Calling these bases “Monumental and intensely Powerful” Trump wrote in some tweets, these “Bases are becoming component of an outstanding American Heritage, and a medical history of Winning, Victory, and Freedom.” These posts were distributed as a good statement from your President for the daily White House news briefing, replete with grammatically misplaced capitalisation.
Trump, who may be anything but a history buff, added: “Our history as being the Greatest Nation on the earth will not be tampered with. Respect our Military! ”
According to multiple US media reports, but it’s his military and officials appointed by him – Defence Secretary Mark Esper and Chairman of the chiefs of staff Mark Milley – who had been reported to be “open” to having a bipartisan discussion about renaming theses bases, as recommended by the civilian official heading the army.
Now they can’t, de-activate by Trump.

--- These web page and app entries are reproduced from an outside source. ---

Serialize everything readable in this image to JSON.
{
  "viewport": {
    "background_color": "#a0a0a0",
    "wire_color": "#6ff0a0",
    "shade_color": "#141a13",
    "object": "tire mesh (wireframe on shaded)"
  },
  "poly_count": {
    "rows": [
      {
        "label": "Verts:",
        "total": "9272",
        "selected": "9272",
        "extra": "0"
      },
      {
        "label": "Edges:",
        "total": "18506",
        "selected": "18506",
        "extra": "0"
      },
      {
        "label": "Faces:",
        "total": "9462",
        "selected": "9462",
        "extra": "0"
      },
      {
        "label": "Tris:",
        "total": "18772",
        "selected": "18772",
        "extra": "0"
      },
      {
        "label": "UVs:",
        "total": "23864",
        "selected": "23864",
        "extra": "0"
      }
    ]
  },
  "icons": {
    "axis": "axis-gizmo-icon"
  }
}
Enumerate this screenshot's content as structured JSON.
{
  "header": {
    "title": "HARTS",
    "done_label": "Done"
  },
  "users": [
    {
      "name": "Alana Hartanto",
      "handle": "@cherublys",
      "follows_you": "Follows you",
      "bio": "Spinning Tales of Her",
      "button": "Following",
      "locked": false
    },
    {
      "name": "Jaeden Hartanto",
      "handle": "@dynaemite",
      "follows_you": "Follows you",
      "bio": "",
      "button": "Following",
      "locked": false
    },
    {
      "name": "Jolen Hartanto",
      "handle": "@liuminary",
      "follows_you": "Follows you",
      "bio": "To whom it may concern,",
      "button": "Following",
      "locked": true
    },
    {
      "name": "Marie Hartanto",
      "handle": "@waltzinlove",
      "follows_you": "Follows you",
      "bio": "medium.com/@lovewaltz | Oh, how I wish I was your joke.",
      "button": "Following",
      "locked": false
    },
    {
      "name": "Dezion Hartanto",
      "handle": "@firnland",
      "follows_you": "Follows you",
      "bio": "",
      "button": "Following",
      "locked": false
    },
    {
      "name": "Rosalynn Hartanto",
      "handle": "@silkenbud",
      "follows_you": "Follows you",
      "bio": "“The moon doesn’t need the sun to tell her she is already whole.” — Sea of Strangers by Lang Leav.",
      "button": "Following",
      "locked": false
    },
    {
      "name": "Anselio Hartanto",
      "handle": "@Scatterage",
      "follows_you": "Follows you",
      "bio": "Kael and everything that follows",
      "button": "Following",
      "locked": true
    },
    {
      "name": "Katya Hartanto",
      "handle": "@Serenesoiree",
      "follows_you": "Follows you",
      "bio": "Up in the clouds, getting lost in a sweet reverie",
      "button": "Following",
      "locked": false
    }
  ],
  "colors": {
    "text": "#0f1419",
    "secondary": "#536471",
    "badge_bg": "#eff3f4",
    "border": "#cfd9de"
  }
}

Names of such army bases, statutes of confederate generals besides other reminders of America’s repugnant past whenmen and women, and kids might be sold, bought and owned, happen to have been among top demands with the National Association in the Expansion of Colored People (NAACP), the most known organisation representing African Americans.
Trump’s spirited defence for the base names came ironically at a day when NASCAR, an automobile racing company whose races are exceedingly well-liked by Trump’s political base, outlawed the display for the confederate flag at its events.
Before the start of a race in Virginia in which the competition’s sole black driver Bubba Wallace was participating, NASCAR announced the ban just. He had pushed the franchise past days to disavow its endorsement of your confederate flag, and raced in a vehicle with “Black Lives Matter” slogan on there.
“NASCAR gets it. Trump doesn’t,” tweeted Stuart Stevens, a veteran Republican strategist and leading an affiliate the inner-party revolt against Trump, arguing the president “will shed more white voters along with his Confederate defense than gain. Majority much just want to move past Civil War & hatred, not relive it”.
At around once, Speaker Nancy Pelosi, a Democrat, ordered removing statutes of confederate figures from through the Capitol.
Trump named most of the bases he really wants to retain their names based on confederate generals – “Fort Bragg in N . C ., Fort Hood in Texas, Fort Benning in Georgia”.
There are actually 10 army bases named after confederate generals, they all in southern states of America that had revolted soon after Abraham Lincoln, a Republican, was elected president in 1860, running on the party plank of abolition of slavery. Before Lincoln was inaugurated, south Carolina seceded shortly after and was joined by five other southern states who declared themselves the Confederate States of American even.
Southern forces fired first, in April, starting the Civil War in 1861. But additionally they lost the war.
Virginia, the confederate state with Richmond as the capital of CSA, has three of the 10 bases, according to a Congressional Research Service report. Georgia and Louisiana followed with two each and ave two each; and h. North Texas, Georgia, Carolina and Alabama, with one each.